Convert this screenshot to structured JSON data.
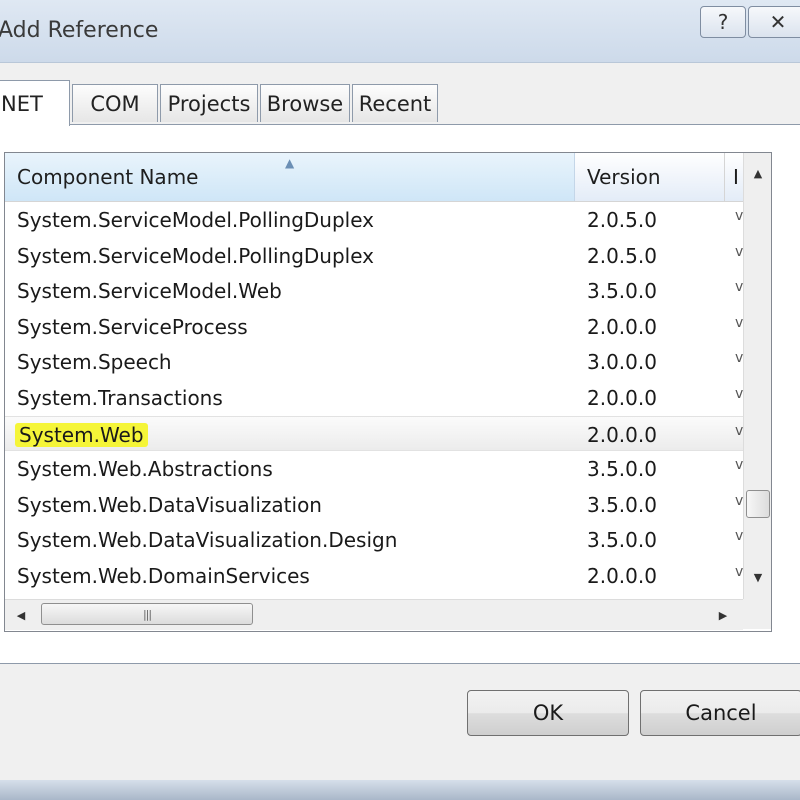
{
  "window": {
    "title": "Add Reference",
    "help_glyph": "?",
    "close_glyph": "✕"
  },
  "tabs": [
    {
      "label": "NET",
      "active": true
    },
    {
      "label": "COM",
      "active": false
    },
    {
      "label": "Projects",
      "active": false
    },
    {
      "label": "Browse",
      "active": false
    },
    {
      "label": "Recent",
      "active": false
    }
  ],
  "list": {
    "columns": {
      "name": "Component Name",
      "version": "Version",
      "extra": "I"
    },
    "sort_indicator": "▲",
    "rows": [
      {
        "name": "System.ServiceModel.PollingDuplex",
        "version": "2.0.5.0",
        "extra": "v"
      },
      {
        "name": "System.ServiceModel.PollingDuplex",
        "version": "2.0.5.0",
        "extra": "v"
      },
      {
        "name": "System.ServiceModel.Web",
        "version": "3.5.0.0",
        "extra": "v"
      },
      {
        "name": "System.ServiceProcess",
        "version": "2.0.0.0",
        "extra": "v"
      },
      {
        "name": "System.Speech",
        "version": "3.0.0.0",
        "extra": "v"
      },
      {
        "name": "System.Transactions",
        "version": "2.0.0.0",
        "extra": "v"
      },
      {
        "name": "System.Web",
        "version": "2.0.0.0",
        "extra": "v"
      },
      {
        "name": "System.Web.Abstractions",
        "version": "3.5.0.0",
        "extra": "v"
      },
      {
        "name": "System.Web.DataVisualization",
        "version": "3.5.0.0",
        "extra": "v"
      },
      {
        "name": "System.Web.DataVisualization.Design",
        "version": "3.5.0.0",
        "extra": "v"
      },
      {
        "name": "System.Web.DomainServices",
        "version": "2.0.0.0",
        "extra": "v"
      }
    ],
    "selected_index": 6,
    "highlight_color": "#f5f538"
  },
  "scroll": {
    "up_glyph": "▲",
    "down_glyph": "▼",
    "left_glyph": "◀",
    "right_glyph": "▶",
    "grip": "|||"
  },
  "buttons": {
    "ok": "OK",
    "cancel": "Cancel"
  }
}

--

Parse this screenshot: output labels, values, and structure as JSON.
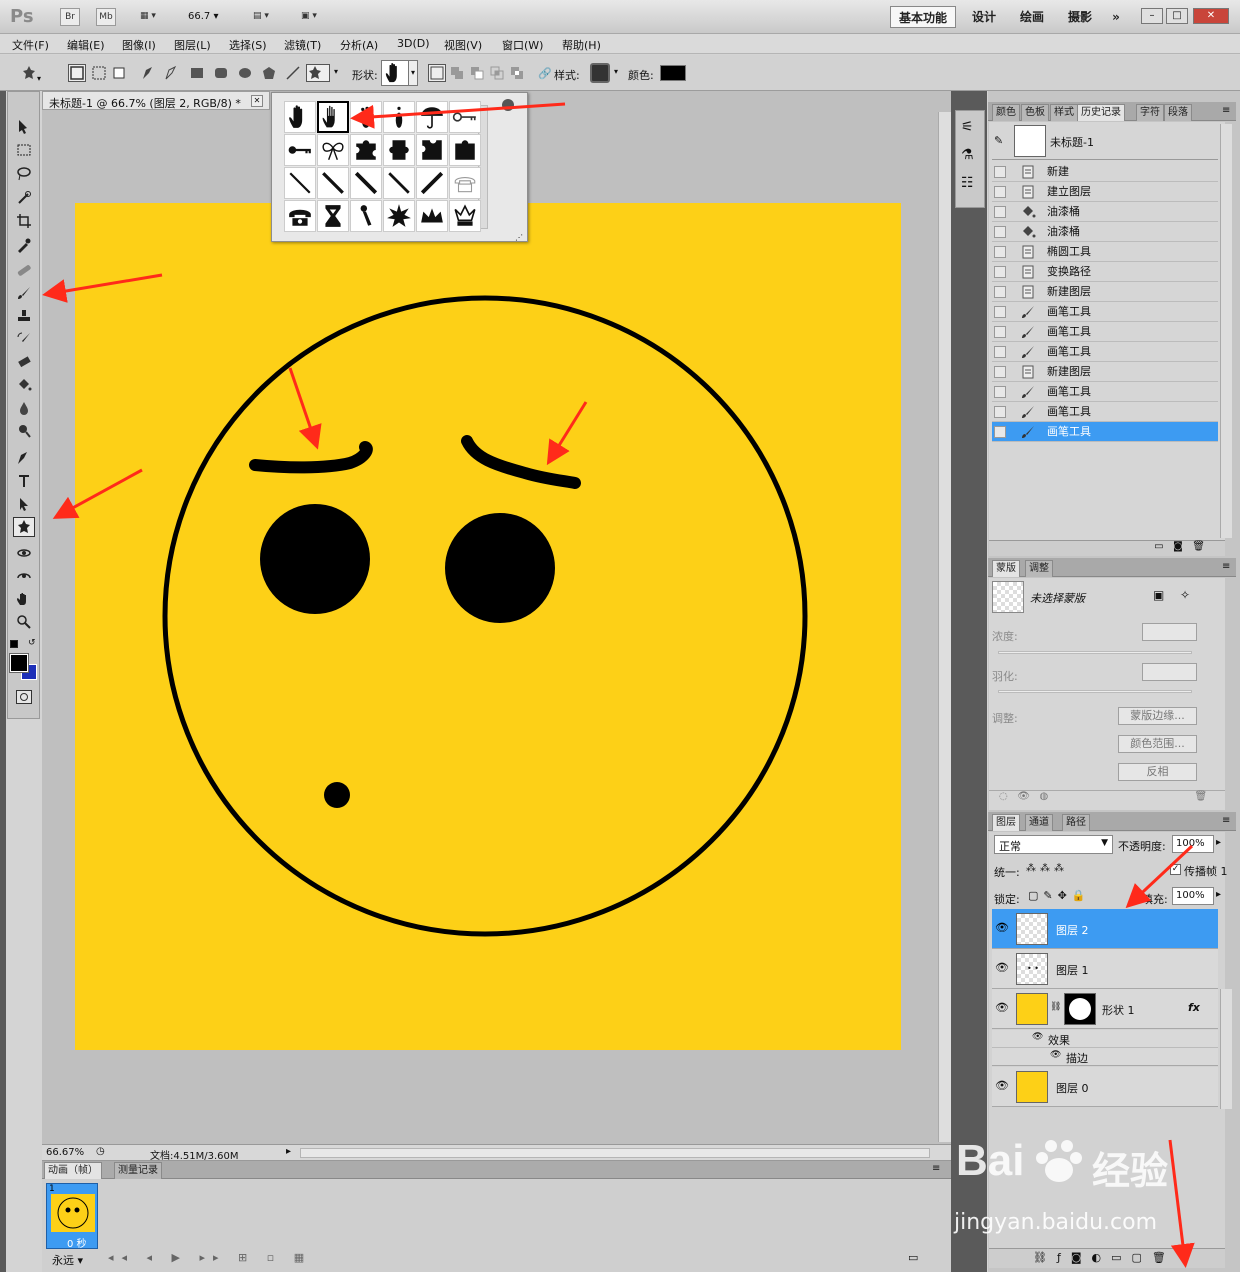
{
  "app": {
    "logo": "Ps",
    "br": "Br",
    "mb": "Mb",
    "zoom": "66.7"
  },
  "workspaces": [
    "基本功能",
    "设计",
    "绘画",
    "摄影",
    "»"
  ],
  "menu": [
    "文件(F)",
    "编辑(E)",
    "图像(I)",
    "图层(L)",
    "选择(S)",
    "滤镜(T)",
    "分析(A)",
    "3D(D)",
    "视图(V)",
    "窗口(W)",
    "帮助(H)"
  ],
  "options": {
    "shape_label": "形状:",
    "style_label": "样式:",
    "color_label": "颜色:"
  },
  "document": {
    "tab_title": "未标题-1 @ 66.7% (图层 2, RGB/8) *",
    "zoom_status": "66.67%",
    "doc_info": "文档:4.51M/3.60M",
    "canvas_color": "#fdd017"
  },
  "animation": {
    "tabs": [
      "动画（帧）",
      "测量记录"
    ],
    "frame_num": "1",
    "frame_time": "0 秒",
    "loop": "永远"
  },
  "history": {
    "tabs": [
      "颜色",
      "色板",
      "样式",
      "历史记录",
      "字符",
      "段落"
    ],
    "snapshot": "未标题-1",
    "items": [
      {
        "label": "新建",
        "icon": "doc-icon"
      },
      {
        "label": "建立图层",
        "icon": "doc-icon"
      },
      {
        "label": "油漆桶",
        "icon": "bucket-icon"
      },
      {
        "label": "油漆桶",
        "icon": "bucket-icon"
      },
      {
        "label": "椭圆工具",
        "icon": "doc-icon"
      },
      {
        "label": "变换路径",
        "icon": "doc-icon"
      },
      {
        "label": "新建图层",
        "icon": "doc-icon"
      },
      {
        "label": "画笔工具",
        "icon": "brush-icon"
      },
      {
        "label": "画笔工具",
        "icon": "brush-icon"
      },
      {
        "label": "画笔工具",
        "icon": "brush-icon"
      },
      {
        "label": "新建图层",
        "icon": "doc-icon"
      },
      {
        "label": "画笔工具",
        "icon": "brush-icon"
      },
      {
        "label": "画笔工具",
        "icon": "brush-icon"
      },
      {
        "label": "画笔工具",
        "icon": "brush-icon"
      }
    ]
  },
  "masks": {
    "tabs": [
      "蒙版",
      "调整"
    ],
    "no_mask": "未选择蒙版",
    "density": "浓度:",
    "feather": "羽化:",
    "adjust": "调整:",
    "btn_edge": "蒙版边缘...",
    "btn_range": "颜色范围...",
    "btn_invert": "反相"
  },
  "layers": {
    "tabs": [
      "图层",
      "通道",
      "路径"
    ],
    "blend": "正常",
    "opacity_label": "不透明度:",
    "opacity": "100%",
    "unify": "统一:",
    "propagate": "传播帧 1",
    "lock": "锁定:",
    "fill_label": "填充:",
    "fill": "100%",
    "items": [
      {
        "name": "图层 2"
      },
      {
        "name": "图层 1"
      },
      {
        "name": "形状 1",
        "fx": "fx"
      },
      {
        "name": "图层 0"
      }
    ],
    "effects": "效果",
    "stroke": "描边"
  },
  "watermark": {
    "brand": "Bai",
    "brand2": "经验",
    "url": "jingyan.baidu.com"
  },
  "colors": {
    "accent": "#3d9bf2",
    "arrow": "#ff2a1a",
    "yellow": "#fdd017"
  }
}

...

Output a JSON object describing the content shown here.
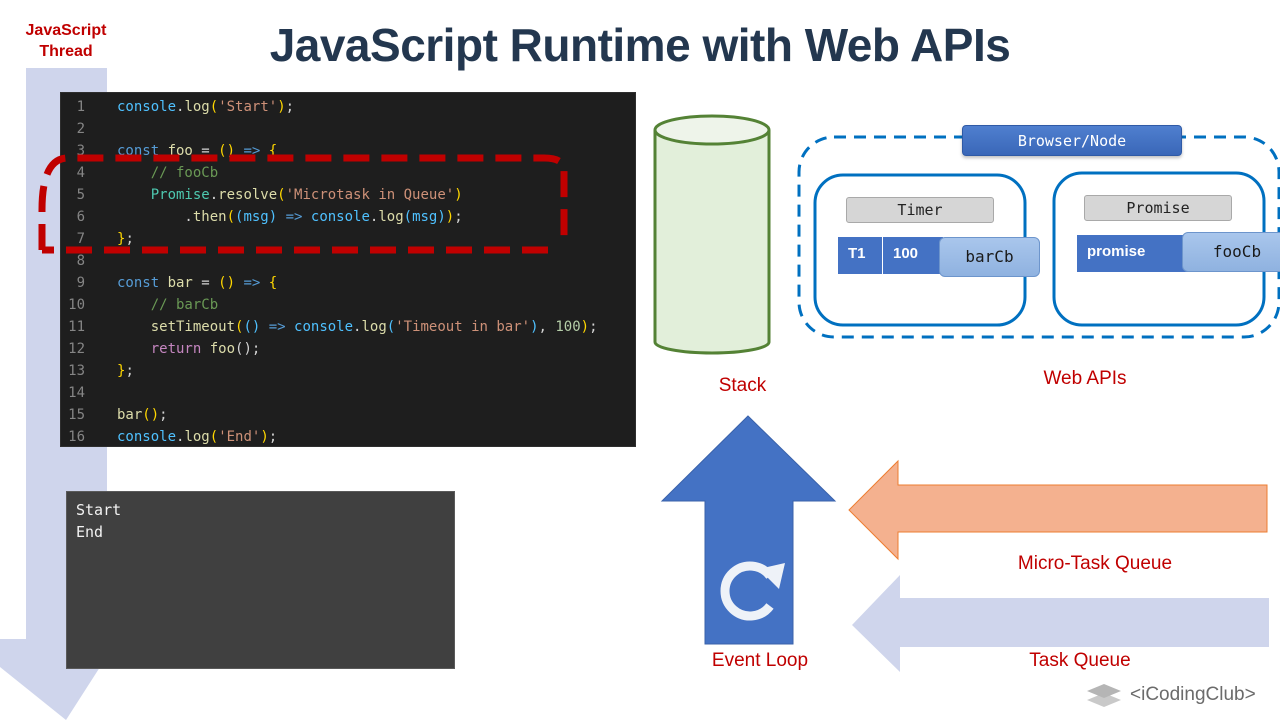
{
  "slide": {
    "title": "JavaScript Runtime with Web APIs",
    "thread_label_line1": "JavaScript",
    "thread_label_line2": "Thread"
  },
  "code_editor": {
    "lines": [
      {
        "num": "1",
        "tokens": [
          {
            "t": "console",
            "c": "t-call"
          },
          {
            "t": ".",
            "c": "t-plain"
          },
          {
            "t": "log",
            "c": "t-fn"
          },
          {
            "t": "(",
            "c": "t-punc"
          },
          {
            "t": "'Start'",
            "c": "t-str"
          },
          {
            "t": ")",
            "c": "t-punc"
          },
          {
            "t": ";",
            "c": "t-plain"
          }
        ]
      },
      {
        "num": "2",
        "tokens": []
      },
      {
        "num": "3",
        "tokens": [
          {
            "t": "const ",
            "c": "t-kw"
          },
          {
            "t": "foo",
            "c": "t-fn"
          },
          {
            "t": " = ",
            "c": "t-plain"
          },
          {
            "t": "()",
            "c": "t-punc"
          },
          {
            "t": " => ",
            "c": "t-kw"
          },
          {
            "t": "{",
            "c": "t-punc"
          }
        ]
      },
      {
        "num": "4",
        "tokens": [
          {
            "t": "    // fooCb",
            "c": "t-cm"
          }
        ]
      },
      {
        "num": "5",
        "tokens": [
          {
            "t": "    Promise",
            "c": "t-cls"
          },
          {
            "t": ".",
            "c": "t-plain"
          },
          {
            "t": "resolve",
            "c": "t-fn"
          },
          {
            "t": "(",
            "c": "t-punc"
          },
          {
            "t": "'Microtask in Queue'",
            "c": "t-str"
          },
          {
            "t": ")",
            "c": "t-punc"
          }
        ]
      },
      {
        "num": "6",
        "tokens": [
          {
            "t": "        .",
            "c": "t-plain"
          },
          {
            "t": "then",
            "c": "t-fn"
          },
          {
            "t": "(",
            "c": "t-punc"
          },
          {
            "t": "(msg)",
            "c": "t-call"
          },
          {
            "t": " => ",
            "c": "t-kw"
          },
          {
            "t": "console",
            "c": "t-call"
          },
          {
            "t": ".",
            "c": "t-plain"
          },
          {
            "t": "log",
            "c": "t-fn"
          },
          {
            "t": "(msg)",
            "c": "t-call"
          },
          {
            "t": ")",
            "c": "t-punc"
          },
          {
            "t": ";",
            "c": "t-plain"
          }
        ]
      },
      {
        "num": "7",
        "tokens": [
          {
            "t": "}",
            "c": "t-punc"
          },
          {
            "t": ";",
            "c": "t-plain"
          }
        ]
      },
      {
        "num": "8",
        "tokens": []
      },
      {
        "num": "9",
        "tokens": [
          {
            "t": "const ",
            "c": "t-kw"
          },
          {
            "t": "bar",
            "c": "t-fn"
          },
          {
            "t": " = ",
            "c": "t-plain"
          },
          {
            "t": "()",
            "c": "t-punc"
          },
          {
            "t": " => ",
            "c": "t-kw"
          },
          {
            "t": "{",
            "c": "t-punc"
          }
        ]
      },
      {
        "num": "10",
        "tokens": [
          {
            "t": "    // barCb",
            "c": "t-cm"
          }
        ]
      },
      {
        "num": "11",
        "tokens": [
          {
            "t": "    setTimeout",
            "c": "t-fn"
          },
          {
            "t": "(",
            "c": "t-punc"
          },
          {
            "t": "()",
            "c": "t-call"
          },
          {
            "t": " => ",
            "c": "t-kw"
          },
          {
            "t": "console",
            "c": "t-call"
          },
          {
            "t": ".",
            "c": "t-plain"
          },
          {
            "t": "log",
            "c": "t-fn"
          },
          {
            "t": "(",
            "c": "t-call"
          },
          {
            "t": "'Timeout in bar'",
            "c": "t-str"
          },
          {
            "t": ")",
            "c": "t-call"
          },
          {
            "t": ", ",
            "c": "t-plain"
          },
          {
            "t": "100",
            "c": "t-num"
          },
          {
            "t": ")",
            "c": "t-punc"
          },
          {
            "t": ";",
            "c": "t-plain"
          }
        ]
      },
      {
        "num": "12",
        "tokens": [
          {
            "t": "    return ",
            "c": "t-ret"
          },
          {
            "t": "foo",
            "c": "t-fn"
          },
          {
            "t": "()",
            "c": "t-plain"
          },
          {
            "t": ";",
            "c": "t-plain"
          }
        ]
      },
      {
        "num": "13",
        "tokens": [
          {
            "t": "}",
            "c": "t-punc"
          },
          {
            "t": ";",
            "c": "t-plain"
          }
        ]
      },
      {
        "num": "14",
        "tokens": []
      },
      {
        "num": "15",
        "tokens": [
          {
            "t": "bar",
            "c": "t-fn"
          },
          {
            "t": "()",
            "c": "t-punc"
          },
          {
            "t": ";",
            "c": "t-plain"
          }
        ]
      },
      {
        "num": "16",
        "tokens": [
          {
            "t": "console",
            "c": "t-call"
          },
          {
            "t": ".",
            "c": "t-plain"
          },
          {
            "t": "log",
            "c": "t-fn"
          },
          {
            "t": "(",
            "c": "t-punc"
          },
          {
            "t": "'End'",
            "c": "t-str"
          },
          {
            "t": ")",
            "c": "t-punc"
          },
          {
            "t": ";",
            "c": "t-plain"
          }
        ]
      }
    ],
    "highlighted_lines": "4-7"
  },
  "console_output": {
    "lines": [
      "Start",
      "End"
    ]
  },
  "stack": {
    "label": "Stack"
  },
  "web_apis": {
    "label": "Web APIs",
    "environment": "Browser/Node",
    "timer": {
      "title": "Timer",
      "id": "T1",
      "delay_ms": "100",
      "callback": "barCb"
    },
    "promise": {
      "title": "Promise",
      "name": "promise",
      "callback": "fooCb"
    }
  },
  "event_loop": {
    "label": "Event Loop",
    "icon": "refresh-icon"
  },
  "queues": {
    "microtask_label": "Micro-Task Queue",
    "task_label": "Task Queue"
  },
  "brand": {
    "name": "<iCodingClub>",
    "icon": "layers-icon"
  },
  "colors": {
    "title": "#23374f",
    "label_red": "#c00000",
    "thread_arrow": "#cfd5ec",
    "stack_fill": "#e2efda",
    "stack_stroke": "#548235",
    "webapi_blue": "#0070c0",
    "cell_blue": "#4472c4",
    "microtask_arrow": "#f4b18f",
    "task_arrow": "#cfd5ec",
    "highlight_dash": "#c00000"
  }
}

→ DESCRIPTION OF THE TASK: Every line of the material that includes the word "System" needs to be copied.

→ SOLUTION FOR THIS TASK:
        "name": "System.ServiceModel.PollingDuplex",
        "name": "System.ServiceModel.PollingDuplex",
        "name": "System.ServiceModel.Web",
        "name": "System.ServiceProcess",
        "name": "System.Speech",
        "name": "System.Transactions",
        "name": "System.Web",
        "name": "System.Web.Abstractions",
        "name": "System.Web.DataVisualization",
        "name": "System.Web.DataVisualization.Design",
        "name": "System.Web.DomainServices",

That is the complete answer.